HIGH STREET electronics chain Maplin is in crunch talks to find a buyer as it becomes the latest potential collapse in retail.
The company, legendary for carrying not just devices but also components making it the only prosumer store of its type, has been struggling in recent years as so much of its target customer base orders online.
It is reported by Sky News that the company is currently unable to obtain credit and is only able to buy its stock outright, which puts it in a vulnerable position if it, for example, orders 10,000 of the wrong type of product that then fails to sell in a market that is constantly in flux.
Rutland Partners, which has rescued a number of chains in the UK and which took control of the company in 2014, is in discussions with potential buyers with the company pitching to reinvent itself as a smart home specialist, including installation as well as retail.
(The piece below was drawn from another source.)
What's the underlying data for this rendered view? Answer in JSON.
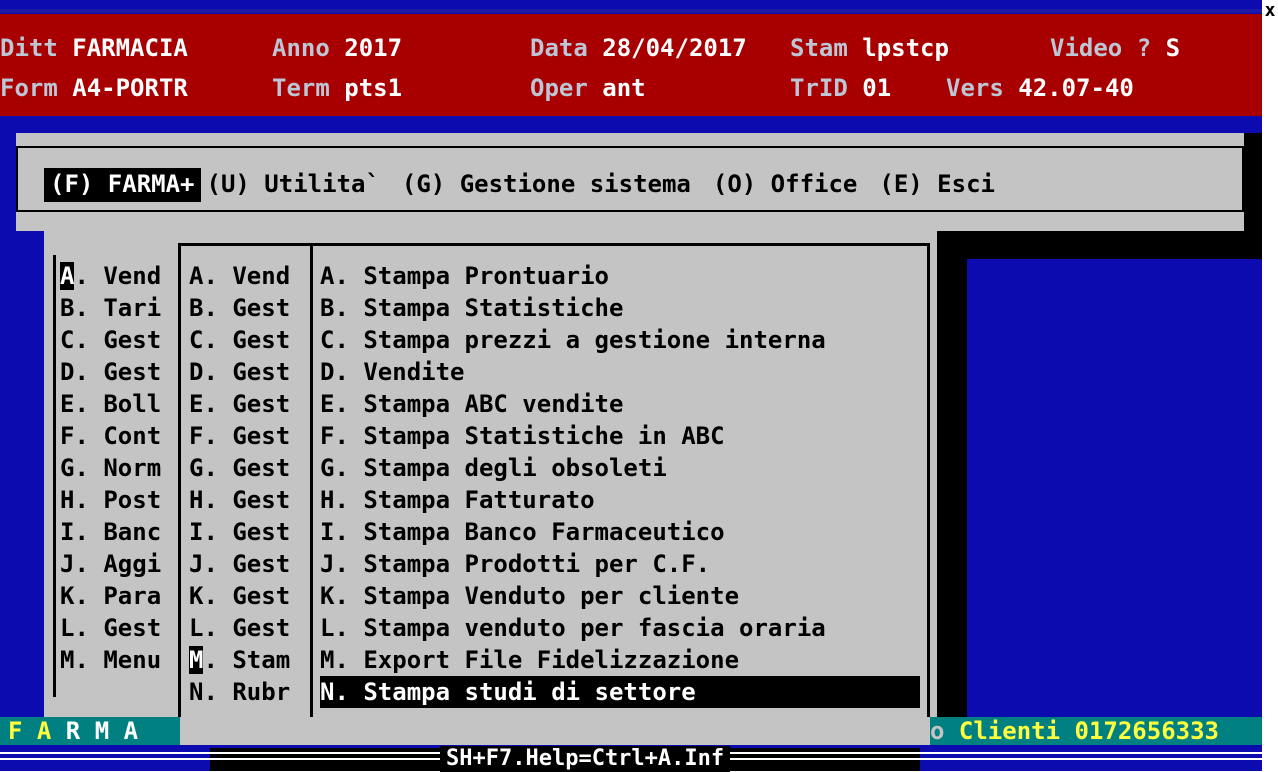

The “2020 Vision Strategy” will see Maplin pushing against the ‘hands off’ approach of the likes of Amazon, instead offering to take people from sale to installation to aftercare.
As a retail business, Maplin has struggled to compete with online retailers, with many people (us included) using it to find what they need and then go off and buy it cheaper online (a practice known in retail circles as “warehousing”). To survive, therefore, Maplin will have to add a value proposition beyond just selling stuff.
Although in recent years, Maplin has also been carrying more accessible ranges including electronic toys and computer peripherals, it is still seen by many as a place where nerds congregate to buy CB radios and capacitors.
Even with the rise of the slightly “cooler” Raspberry Pi and BBC micro:bit, people are still sourcing parts online.
It’s also never been great at communicating its stock – we always have to beg to get their Black Friday deals for our roundups, such is their reticence with PR.
It is understood that Maplin believes it will be a “solvent sale”, that is to say, it will be bought without going into administration.
One possible buyer is reported to be Edinburgh Woollen Mill who previously turned around the fortunes of clothing line Peacocks.
Worst case scenario, the company believes it can arrange a so-called “pre-pack” arrangement where it goes into administration with a rescue buyer already lined up to cherry-pick the viable parts of the business. µ
Source : Inquirer